__Material provided__:
___

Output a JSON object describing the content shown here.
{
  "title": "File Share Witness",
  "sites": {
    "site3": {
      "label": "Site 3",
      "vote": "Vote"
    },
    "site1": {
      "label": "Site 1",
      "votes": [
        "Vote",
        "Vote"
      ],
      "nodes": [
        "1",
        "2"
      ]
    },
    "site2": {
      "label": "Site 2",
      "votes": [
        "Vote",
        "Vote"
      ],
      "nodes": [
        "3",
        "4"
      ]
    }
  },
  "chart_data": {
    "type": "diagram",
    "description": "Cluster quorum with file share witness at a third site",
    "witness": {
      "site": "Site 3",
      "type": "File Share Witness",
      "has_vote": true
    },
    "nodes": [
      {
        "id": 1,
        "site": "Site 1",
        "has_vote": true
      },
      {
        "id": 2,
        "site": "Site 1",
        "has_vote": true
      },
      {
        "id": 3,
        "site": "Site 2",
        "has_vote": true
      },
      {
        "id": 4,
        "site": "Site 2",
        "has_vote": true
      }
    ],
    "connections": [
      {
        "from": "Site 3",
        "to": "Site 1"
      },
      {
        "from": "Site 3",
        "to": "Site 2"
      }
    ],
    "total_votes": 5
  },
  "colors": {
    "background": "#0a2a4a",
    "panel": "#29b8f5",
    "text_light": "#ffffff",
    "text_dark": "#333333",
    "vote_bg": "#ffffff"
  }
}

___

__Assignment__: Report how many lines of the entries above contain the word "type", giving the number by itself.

__The completed task__: 2